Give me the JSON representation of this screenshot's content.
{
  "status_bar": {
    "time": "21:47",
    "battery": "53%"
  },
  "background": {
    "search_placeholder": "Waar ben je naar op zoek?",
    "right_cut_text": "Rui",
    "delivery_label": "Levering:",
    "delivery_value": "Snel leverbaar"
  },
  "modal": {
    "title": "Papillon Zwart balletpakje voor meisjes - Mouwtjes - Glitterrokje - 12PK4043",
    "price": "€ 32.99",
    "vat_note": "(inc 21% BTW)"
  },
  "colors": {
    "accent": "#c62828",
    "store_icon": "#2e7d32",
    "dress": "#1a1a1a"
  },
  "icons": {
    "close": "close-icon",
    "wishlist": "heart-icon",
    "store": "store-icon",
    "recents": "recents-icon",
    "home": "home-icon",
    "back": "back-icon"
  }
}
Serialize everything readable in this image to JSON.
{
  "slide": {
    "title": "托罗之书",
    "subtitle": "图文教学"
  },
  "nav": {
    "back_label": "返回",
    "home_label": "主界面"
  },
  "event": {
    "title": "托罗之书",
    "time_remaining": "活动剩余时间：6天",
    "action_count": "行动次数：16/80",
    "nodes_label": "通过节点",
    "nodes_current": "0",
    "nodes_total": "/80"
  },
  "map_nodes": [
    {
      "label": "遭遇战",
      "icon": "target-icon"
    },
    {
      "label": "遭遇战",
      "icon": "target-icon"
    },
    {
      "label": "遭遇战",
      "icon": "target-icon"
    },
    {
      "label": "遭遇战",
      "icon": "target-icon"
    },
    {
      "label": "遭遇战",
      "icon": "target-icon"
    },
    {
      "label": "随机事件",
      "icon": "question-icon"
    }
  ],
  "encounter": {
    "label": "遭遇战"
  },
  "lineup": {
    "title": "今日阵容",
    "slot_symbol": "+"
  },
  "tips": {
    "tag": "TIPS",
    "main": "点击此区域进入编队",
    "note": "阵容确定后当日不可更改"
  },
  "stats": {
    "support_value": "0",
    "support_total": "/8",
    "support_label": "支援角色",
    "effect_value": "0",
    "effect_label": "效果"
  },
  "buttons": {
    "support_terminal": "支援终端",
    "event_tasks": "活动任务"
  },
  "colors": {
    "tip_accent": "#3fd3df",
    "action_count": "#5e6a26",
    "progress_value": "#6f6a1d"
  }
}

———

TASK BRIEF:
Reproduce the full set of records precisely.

TASK SOLUTION:
Give me the JSON representation of this screenshot's content.
{
  "status_bar": {
    "time": "21:47",
    "battery": "53%"
  },
  "background": {
    "search_placeholder": "Waar ben je naar op zoek?",
    "right_cut_text": "Rui",
    "delivery_label": "Levering:",
    "delivery_value": "Snel leverbaar"
  },
  "modal": {
    "title": "Papillon Zwart balletpakje voor meisjes - Mouwtjes - Glitterrokje - 12PK4043",
    "price": "€ 32.99",
    "vat_note": "(inc 21% BTW)"
  },
  "colors": {
    "accent": "#c62828",
    "store_icon": "#2e7d32",
    "dress": "#1a1a1a"
  },
  "icons": {
    "close": "close-icon",
    "wishlist": "heart-icon",
    "store": "store-icon",
    "recents": "recents-icon",
    "home": "home-icon",
    "back": "back-icon"
  }
}
Serialize everything readable in this image to JSON.
{
  "slide": {
    "title": "托罗之书",
    "subtitle": "图文教学"
  },
  "nav": {
    "back_label": "返回",
    "home_label": "主界面"
  },
  "event": {
    "title": "托罗之书",
    "time_remaining": "活动剩余时间：6天",
    "action_count": "行动次数：16/80",
    "nodes_label": "通过节点",
    "nodes_current": "0",
    "nodes_total": "/80"
  },
  "map_nodes": [
    {
      "label": "遭遇战",
      "icon": "target-icon"
    },
    {
      "label": "遭遇战",
      "icon": "target-icon"
    },
    {
      "label": "遭遇战",
      "icon": "target-icon"
    },
    {
      "label": "遭遇战",
      "icon": "target-icon"
    },
    {
      "label": "遭遇战",
      "icon": "target-icon"
    },
    {
      "label": "随机事件",
      "icon": "question-icon"
    }
  ],
  "encounter": {
    "label": "遭遇战"
  },
  "lineup": {
    "title": "今日阵容",
    "slot_symbol": "+"
  },
  "tips": {
    "tag": "TIPS",
    "main": "点击此区域进入编队",
    "note": "阵容确定后当日不可更改"
  },
  "stats": {
    "support_value": "0",
    "support_total": "/8",
    "support_label": "支援角色",
    "effect_value": "0",
    "effect_label": "效果"
  },
  "buttons": {
    "support_terminal": "支援终端",
    "event_tasks": "活动任务"
  },
  "colors": {
    "tip_accent": "#3fd3df",
    "action_count": "#5e6a26",
    "progress_value": "#6f6a1d"
  }
}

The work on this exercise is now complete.